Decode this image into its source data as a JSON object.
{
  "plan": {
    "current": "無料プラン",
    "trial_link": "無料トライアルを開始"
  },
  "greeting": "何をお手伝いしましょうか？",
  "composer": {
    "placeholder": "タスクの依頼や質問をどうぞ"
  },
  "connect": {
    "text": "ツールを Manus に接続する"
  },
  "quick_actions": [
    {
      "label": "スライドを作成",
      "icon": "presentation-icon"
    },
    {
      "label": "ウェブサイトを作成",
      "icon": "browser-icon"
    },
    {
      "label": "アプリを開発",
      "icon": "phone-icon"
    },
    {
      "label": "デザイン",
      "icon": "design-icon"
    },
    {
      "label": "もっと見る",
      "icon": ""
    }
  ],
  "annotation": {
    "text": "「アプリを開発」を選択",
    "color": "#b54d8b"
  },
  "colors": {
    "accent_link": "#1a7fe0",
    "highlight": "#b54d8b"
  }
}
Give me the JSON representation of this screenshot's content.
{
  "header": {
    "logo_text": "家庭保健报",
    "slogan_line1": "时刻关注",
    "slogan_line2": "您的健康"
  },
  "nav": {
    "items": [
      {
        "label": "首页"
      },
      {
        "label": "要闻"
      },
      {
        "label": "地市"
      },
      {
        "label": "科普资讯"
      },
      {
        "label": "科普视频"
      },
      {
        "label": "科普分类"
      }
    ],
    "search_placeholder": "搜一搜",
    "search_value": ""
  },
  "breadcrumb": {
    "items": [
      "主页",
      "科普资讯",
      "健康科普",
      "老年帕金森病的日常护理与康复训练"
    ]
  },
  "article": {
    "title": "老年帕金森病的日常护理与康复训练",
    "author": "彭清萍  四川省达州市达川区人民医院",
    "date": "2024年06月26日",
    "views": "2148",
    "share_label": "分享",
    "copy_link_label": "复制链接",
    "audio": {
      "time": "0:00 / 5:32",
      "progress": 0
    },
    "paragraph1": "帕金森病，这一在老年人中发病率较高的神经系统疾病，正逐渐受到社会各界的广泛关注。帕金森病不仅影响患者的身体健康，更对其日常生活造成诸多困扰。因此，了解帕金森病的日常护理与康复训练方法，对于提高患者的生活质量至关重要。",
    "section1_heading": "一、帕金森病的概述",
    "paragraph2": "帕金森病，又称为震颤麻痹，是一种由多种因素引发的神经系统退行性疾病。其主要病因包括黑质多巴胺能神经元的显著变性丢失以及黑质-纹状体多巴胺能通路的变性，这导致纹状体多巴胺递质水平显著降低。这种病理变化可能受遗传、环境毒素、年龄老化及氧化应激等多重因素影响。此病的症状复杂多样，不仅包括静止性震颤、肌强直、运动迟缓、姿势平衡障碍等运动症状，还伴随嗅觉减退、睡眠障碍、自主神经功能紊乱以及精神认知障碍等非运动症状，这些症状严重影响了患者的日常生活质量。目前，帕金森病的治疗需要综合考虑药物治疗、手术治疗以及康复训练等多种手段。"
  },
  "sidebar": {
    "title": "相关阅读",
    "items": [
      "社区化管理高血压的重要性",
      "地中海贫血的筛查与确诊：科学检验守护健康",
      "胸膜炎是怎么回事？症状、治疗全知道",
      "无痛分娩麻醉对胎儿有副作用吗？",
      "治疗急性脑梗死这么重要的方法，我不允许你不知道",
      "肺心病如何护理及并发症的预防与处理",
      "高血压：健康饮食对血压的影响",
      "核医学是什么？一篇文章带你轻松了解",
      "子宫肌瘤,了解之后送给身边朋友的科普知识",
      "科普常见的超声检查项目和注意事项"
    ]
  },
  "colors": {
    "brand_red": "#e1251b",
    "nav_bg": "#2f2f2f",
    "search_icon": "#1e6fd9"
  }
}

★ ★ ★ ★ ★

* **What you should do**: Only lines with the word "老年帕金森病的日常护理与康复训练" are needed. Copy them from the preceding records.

* **Response**:
      "老年帕金森病的日常护理与康复训练"
    "title": "老年帕金森病的日常护理与康复训练",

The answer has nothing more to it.